First Nations leaders are calling on the Saskatchewan government to return the cabin of a northern trapper in the province so he can continue living a traditional way of life.
Indigenous trapper Richard Durocher learned of the seizure of his cabin, originally located about 40 kilometres north of Pinehouse, Sask., after a contractor hauled it away in early February.
Lac La Ronge Indian Band (LLRIB) Chief Tammy Cook-Searson said the province should put it back and grant him full access to his trap line. The province's Ministry of Environment maintains that despite the cabin seizure, "there are no restrictions on Mr. Durocher accessing his trap line."
"Many members from our First Nations still rely on their inherent and Treaty right to hunt, fish, trap and gather for their sustenance and health," Cook-Searson said in a written statement.

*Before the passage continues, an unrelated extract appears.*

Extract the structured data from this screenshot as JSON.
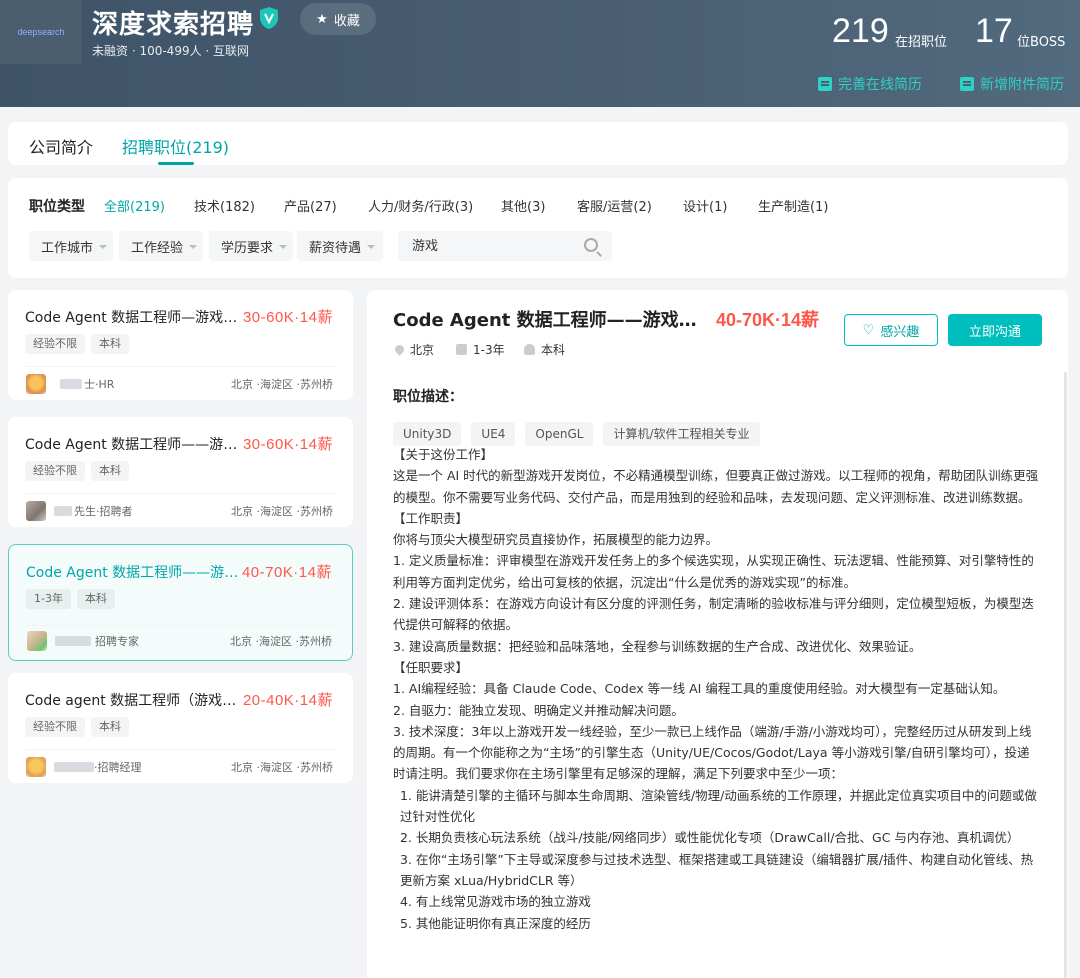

Cook-Searson spoke in a joint-statement issued by the Federation of Sovereign Indigenous Nations (FSIN), the Prince Albert Grand Council (PAGC) and LLRIB released on Wednesday.
Erecting a cabin is integral to the traditional method of hunting and trapping. - Brian Hardlotte, grand chief of the Prince Albert Grand Council
She said leaders want to resolve this to ensure the livelihood, health, and well-being of band members like Durocher.
Durocher is a sustenance fur harvester and his application to build his cabin was denied. He said he was encouraged by local Métis officials to "go ahead and build it because we have rights. We're going to take our land back."
A Ministry of Environment spokesperson said it had attempted to work with Durocher about relocating his cabin in the past.
The spokesperson said cabin builds aren't allowed within eight kilometres of either side of the Key Lake, Cigar Lake, McArthur Lake, Cluff Lake and Rabbit Lake roads. The Durocher family is known to have used the land for traditional activities long before the highway to the mine site was built.
The province also said the site is "popular with other users for camping, fishing and other recreational activities." For the Métis Nation-Saskatchewan, Durocher's case raises concerns about the priority of recreational use over traditional land use.
Second trapper's cabin removed
A second trapper's cabin was recently removed from the north shore of Dore Lake. It belonged to Travis Laliberte, a Métis trapper from Beauval who's now unsure if he'll be able to have a cabin ever again.
"I feel that not being able to ever have a trappers cabin now is like taking one of my Aboriginal rights away," he said in an emailed statement to CBC.
Laliberte said his original lease application was denied three years ago, because it was too close to the beach. He said he chose a different spot on a map — about 500 metres from the beach — and was approved. However, he said that when he saw that location in-person the land seemed unsuitable, so he built closer to the beach.
It appears that location runs afoul of Crown land guidelines which stipulate cabins must be more than a half-kilometre away from a beach which could serve a recreational purpose.
However, Laliberte says "a guideline that was created without consultation makes me believe it is only in place to benefit the person or people who created it."
Ministry of Environment defends decision
Brant Kirychuk, executive director of the Fish, Wildlife and Lands branch for the ministry, said Laliberte's cabin was indeed built on an unauthorized location on a pristine, sandy beach in a "very, very, very actively used area." He said complaints of the cabin came in "almost immediately."
The local land manager made attempts to help Laliberte choose a new "appropriate" location; "all resulting in non-compliance, so ultimately an order was issued under that Provincial Lands Act," according to Kirychuk.
Kirychuk said anyone who applied to build at the two sites would be denied. He added 100s of traditional resource cabins are approved yearly, but most are located in remote parts of northern Saskatchewan, and therefore face no "conflict."
When asked whether recreational activities were taking precedence over traditional practices, Kirychuk said "traditional rights are to conduct traditional activities: hunt, fish and gather" on Crown land.
He added they "consider all users in the area to determine if there is a conflict" when considering disposition.
Leaders says education required
First Nations leaders in the joint statement also argue that "building and maintaining a trapping cabin is reasonably incidental to the Treaty right to trap."
"Erecting a cabin is integral to the traditional method of hunting and trapping," said Brian Hardlotte, PAGC grand chief, in a statement.
"[B]uilding a cabin is protected by Treaty and ... the [Charter of Rights and Freedoms], and I fail to see which authority the province based its decision on removing this cabin," he argued.
The Ministry of Environment said in a statement on Wednesday that Durocher's cabin now belongs to the contractor who removed it, as it was forfeited to the Crown.
Durocher can apply again for a traditional resource use cabin and that Ministry staff are prepared to work with him to find a location they say is OK.
There are no other cabins under removal order by the Provincial Lands Act, at this time.